Late payment interest may be imposed if contributions (including management fees) are not paid to the MCST on time. As the late interest payment is not a penalty for committing an offence, it is tax-deductible if it is incurred in the production of income.
Interest Incurred on Loans to Re-finance Prior Loans or Borrowings
Where a re-financing loan is taken out and the money from the loan is used solely to repay an existing loan, the characterisation of the re-financing loan (i.e. whether it is a revenue or capital loan) follows that of the loan that was repaid.
- Where the existing loan is a revenue loan:
A re-financing loan is regarded as a revenue loan if it is taken solely to repay an existing loan that was entered into for a revenue purpose (e.g. the existing loan was taken to fund the purchase of stock-in-trade or inventories of a business). The interest expense incurred on the re-financing loan is allowed deduction under Section 14(1) of the Income Tax Act 1947.
- Where the existing loan is a capital loan:
A re-financing loan is regarded as a capital loan if it is taken solely to repay an existing loan that was entered into for a capital purpose (e.g. the existing loan was taken to fund the purchase of fixed assets or long term investments of a business or to augment the capital structure of a business).
The deductibility of the interest expense incurred on the re-financing loan follows that of the repaid loan based on the direct link test under Section 14(1)(a) of the Income Tax Act 1947.
If interest deductions were previously allowed on the repaid loan, the interest expense on the re-financing loan is accorded similar interest deductions. If the interest expense incurred on the repaid loan was subject to adjustments under the Total Assets Method (TAM), the TAM similarly applies to the re-financing loan.
If the interest expense on the repaid loan was not tax-deductible, the interest expense on the re-financing loan is similarly not tax-deductible.
There may be instances where a re-financing loan is not used solely to repay an existing loan (e.g. the principal amount of the re-financing loan obtained is higher than the principal of the existing loan and the balance of the re-financing loan is used

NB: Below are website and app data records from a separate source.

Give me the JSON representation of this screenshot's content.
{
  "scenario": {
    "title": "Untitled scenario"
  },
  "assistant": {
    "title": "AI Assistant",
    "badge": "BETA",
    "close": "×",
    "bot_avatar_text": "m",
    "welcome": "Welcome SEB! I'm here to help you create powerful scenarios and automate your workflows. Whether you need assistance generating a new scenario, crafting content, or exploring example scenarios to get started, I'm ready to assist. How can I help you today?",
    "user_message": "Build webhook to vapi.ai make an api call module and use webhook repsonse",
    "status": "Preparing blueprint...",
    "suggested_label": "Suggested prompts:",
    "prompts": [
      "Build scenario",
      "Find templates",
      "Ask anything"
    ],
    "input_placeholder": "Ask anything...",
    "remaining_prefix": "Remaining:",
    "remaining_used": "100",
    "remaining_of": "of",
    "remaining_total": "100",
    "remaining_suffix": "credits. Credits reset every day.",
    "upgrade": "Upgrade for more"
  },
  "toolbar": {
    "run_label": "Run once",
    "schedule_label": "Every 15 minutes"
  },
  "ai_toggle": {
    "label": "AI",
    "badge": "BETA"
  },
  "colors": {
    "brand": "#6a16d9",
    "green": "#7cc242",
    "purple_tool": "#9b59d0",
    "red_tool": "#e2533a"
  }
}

for other purposes). In such cases, whether the interest expense on the portion of re-financing loan not used to repay the existing loan is tax-deductible is determined by the purpose of the additional loan amount (i.e. whether the purpose of the
additional loan amount is for a revenue or capital use).